Unfortunately, chronic pain can occur in any part of your body. Sometimes this pain follows a previous injury or procedure, but unlike acute pain, it does not go away in a few weeks. It is also important to note that chronic pain does not have to follow an injury or procedure; it can happen for no apparent reason.
Typical types of chronic pain are:
- Arthritis or joint pain (especially in the hands, feet, wrists, ankles, and hips)
- Migraines or headaches
- Back pain
- Neck pain
- Pain in scar tissue
- Muscle pain all over the body (like with fibromyalgia)
- Neurogenic pain caused by damage to the nervous system
Causes of Chronic Pain Conditions
As mentioned above, sometimes chronic pain can be a lasting effect of an injury or a long-lasting health condition that causes pain. However, this is not always the case. Some individuals may experience chronic pain unrelated to a physical injury or illness. This chronic pain is typically referred to as psychosomatic pain because psychological factors rather than physical ones likely cause it. However, this pain is just as real as chronic pain caused by physical problems. Unfortunately, many people are denied this treatment because of the stigma that psychosomatic pain is “all in the head” and will go away on its own. This is false and can lead to worsening pain and a weakened immune system from your body’s chronic stress.
Causes of chronic pain can include:
- Stress on an area or joint for an extended period of time.
- Autoimmune conditions
- Undiagnosed allergies
- Extreme stress
- Sudden injuries
- Hormonal issues
You may also experience chronic pain from overlapping causes. For example, you could have two long-lasting health conditions that can cause chronic pain. You could also have psychosomatic pain alongside migraines or an illness.
How to Diagnose Chronic Pain
Since the definition of chronic pain can differ, talking about the symptoms of pain you are having is essential for diagnosing chronic pain. Your healthcare provider will ask you the following questions to diagnose chronic pain.
- Where is your pain?
- How long have you been experiencing the pain?
- How often do you experience the pain?
- How intense is your pain? (typically on a scale of 1-10)
- How much does your pain affect your life and work?
- Do you currently have a lot of stress or anxiety?
- Have you had any surgeries or illnesses?
- What makes the pain feel better? And what makes it worse?
Types of Tests Used to Diagnose Chronic Pain
To find the source of the chronic pain, your healthcare provider may physically examine your body. This can include ordering labs or tests like the following.
- Urine tests
- Blood tests
- Imaging tests (such as X-rays and MRIs)
- Reflex and balance tests
- Spinal fluid tests
- Nerve conduction tests to assess nerve reactions
- Electromyography (EMG) tests to assess muscle activity
Treatments for Chronic Pain
Unfortunately, there is no cure for chronic pain. But this does not mean you have to simply deal with your pain. Several treatment options can help you manage your pain and help you more effectively do your daily activities. The treatment that will be the best for you will depend on your pain, overall health, and age.
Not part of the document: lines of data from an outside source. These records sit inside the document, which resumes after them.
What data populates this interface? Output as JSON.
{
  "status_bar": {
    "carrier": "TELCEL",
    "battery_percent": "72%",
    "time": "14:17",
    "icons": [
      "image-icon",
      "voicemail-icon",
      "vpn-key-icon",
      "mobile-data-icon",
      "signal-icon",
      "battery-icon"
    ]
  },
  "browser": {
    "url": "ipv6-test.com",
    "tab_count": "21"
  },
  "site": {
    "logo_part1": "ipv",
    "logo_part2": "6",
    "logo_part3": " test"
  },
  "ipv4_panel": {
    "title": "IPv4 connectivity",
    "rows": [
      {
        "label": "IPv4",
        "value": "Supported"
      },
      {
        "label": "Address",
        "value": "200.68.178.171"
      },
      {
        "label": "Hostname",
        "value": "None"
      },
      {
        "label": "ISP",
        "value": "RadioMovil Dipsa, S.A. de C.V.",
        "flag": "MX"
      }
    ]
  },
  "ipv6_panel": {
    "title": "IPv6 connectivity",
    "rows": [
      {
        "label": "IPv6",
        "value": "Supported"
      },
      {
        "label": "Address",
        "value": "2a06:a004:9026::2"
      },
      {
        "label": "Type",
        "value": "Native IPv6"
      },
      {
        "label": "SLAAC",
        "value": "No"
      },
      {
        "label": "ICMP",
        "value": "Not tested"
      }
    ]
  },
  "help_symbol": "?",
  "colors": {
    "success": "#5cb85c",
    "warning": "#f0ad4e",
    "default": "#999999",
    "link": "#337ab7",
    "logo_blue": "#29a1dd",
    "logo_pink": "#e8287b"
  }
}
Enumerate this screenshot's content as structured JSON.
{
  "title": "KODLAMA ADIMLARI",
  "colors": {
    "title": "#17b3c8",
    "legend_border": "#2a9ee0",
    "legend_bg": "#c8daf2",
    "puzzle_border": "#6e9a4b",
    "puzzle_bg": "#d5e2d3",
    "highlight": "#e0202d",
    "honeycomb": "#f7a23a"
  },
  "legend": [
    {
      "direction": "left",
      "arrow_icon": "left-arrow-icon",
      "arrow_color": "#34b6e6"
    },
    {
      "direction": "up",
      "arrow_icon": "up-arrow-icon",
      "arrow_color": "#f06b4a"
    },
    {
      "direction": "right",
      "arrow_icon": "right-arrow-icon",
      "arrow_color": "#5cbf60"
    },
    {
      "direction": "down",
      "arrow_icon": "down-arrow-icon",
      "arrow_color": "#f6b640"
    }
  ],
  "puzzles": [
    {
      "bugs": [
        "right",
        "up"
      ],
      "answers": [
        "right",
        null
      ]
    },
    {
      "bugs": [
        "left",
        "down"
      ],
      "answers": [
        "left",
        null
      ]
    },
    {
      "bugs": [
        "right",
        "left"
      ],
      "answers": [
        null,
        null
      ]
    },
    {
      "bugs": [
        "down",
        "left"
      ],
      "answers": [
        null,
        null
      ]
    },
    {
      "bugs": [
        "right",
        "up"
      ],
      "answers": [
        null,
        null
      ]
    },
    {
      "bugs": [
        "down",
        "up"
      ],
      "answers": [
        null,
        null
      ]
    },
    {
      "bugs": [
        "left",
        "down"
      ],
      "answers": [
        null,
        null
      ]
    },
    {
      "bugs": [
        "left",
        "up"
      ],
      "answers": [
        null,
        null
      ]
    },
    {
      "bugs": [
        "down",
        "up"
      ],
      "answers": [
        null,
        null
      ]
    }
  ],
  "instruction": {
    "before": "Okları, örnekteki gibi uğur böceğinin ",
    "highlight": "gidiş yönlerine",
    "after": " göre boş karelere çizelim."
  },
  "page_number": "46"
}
Typically, the most effective treatment plans incorporate various treatment methods — including medication, therapies, and lifestyle shifts.
Some treatment methods are:
- Medications include muscle relaxors, anti-inflammatory drugs, anti-seizure medications, antidepressants, and topical pain relievers.
- Nerve blocks
- Epidural steroid injections
- Physical therapy
- Cognitive behavioral therapy (CBT)
- Diet and nutritional changes
- Mindfulness training
- Relaxation techniques, such as meditation or guided imagery
How Carolina’s Pain Center Can Help
If you live in North Carolina and you are struggling with managing your chronic pain, Carolina’s Pain Center can help you. While there is no cure for chronic pain, Carolina’s Pain Center has a dedicated team of pain specialists and providers that ensure each patient receives the personalized and multidisciplinary treatment plan needed to manage their pain.
So, rather than spending your time searching for “pain management charlotte NC” online, make an appointment today to start working on a pain management plan for your chronic pain.